From the records below, find each line with the string "thumb" and copy it.

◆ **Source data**
+-------+

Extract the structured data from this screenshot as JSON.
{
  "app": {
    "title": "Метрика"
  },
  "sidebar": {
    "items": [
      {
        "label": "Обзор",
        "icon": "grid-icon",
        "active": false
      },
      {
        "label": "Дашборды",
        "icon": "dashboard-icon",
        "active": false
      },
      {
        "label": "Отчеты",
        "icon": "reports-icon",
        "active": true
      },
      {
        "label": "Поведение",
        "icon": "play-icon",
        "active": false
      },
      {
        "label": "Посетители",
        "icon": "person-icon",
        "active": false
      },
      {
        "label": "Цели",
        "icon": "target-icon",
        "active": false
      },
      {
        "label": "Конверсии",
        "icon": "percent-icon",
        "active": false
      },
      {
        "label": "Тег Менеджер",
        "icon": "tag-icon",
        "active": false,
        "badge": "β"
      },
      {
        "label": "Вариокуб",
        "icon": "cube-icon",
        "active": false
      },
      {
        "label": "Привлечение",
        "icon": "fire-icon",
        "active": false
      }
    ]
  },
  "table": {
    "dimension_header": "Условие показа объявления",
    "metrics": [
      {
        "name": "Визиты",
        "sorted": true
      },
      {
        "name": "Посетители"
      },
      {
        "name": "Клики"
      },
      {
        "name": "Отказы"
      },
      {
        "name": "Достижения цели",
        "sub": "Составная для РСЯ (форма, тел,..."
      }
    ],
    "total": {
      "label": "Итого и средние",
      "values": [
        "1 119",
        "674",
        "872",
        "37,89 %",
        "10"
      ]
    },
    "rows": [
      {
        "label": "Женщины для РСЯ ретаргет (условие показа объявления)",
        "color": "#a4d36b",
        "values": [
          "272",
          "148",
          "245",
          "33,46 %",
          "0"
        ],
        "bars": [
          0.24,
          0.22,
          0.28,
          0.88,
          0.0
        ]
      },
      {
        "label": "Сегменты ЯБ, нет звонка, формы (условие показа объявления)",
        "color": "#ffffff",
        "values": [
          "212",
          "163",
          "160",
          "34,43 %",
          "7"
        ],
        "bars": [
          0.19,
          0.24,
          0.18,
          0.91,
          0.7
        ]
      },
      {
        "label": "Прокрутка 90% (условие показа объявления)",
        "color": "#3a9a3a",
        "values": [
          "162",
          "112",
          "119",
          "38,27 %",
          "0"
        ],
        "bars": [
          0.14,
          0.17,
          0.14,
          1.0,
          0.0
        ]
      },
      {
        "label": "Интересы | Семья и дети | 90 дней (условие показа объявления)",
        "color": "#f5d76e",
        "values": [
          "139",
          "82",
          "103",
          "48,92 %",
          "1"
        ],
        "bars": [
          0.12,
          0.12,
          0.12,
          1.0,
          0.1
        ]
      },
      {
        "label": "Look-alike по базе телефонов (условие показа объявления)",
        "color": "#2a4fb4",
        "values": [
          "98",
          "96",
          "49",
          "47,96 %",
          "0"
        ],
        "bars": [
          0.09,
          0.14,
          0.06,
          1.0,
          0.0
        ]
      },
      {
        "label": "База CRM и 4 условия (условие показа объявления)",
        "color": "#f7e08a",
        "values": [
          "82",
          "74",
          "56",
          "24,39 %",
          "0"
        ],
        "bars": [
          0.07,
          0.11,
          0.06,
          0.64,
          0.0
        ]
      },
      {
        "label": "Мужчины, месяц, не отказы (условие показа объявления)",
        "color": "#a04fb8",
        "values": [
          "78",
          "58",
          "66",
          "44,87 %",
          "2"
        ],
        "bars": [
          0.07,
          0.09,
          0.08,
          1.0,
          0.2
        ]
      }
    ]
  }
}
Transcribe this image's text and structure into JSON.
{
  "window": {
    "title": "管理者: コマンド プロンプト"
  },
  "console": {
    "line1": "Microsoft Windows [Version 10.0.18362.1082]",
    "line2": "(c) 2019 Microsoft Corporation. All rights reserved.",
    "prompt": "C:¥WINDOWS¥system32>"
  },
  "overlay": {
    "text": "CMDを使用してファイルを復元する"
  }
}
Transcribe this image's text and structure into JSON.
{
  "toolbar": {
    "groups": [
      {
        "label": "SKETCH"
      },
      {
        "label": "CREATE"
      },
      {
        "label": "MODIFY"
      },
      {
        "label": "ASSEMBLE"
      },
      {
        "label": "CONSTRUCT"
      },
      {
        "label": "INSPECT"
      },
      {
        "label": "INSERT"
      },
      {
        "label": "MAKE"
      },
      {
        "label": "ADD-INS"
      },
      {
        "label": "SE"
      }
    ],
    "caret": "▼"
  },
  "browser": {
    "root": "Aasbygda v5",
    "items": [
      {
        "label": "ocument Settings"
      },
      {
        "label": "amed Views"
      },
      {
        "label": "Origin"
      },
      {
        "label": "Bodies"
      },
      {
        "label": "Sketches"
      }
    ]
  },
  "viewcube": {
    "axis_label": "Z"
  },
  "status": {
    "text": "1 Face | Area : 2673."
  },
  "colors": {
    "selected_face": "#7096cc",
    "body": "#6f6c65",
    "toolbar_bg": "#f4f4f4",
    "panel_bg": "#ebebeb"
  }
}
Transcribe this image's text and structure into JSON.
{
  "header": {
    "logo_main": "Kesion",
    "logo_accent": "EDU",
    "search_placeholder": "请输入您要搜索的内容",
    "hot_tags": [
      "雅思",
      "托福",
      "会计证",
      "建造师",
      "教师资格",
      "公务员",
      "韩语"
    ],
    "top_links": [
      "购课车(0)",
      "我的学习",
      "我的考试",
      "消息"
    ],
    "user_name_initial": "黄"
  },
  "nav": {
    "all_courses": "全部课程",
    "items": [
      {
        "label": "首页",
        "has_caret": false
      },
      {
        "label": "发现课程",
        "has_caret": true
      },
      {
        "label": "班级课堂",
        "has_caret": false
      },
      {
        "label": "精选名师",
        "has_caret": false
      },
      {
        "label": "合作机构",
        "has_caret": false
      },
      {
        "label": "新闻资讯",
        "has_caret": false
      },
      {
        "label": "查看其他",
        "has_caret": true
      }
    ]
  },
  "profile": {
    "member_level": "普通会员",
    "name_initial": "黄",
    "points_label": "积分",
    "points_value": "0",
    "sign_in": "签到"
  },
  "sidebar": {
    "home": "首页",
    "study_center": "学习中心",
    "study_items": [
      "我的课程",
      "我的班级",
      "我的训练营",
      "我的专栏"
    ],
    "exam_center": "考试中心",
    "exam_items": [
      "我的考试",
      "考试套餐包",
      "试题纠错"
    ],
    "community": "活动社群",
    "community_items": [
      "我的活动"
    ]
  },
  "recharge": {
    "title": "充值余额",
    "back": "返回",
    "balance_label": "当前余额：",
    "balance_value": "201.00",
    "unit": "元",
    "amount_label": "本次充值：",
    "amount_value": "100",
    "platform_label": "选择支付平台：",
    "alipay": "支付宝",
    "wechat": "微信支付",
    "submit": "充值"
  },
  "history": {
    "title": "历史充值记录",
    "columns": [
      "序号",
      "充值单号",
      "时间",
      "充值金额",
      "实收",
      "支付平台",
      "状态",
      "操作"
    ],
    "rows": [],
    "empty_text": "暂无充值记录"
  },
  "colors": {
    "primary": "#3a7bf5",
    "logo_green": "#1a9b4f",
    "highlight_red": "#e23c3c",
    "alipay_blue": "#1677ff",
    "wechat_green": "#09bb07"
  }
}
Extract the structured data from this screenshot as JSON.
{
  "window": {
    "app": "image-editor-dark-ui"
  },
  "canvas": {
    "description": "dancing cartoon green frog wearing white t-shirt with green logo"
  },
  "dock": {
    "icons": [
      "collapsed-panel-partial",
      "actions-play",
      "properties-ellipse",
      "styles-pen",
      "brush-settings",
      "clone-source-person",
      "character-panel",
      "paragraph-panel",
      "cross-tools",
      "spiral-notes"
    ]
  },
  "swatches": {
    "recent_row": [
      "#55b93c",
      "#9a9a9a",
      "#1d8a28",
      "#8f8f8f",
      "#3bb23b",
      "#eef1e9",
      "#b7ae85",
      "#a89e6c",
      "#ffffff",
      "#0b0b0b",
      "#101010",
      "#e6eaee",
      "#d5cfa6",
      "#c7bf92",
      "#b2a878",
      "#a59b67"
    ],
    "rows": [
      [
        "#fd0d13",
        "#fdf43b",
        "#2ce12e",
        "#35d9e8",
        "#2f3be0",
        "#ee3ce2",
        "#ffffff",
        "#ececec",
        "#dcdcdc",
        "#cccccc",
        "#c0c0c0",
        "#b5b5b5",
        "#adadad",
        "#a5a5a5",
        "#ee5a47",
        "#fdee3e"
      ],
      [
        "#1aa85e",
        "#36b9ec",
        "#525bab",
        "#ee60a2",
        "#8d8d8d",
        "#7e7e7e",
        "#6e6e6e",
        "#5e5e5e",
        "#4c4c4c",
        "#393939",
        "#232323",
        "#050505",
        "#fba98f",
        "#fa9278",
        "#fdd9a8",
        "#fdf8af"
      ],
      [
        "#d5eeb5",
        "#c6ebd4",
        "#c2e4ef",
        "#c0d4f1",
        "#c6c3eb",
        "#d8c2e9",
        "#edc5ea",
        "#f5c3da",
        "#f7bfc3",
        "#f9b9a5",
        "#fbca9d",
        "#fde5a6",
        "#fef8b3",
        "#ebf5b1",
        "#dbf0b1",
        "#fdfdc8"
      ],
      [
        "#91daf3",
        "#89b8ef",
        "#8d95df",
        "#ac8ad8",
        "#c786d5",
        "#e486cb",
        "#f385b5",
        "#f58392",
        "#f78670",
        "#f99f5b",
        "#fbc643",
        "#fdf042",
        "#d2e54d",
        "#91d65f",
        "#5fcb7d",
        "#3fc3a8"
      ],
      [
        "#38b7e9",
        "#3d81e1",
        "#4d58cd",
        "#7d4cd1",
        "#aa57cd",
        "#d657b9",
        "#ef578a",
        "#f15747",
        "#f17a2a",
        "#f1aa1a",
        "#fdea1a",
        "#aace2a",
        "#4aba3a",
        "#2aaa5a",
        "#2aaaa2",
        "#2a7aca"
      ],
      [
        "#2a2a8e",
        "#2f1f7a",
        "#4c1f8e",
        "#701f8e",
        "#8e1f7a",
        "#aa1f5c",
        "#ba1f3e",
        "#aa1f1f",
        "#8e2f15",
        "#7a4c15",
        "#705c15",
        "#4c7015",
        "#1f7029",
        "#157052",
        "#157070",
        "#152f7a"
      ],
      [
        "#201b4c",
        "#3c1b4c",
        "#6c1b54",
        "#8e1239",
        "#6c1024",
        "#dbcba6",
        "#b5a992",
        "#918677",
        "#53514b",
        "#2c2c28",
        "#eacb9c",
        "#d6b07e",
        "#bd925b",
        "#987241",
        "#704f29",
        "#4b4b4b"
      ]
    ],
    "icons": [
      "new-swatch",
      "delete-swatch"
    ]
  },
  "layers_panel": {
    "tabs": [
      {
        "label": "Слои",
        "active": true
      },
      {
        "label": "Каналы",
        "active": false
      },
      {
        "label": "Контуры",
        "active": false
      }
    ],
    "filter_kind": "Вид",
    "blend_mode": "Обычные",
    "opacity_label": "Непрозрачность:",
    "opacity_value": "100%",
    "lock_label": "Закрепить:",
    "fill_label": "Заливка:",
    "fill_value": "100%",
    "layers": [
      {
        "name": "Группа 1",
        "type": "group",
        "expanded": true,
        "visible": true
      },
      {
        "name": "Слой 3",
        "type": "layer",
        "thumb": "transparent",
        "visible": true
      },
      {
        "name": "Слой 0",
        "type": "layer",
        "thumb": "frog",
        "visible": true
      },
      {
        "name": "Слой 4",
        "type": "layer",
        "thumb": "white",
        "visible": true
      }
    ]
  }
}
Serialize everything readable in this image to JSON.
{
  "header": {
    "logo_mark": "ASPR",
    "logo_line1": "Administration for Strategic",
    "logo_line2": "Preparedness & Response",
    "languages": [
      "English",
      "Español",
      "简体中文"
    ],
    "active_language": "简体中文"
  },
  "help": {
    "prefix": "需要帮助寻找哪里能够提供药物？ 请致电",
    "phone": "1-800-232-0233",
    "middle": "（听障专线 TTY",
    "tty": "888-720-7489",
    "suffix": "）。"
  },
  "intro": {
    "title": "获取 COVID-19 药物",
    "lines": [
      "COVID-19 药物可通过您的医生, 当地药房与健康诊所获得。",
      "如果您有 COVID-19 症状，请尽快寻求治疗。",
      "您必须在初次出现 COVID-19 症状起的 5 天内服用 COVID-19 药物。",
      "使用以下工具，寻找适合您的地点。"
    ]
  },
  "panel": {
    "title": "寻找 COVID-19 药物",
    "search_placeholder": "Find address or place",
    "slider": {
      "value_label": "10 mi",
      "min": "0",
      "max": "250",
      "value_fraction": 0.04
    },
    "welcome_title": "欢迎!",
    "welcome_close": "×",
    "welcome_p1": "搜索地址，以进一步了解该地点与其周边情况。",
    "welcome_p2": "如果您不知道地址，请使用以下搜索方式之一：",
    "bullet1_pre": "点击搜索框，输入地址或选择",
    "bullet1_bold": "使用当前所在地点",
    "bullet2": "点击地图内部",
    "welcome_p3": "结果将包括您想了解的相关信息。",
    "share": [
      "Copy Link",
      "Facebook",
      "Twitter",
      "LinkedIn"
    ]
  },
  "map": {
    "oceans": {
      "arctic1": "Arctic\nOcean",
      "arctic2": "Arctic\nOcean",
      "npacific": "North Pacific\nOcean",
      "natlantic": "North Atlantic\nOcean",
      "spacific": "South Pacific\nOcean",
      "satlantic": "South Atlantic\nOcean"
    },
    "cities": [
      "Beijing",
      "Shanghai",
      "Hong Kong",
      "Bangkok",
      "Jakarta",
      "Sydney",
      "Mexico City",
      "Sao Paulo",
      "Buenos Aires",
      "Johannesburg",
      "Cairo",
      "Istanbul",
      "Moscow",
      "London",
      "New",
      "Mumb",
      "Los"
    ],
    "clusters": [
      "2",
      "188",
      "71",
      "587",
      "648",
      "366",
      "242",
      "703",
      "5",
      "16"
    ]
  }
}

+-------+

◆ **TASK OUTPUT**
        "thumb": "transparent",
        "thumb": "frog",
        "thumb": "white",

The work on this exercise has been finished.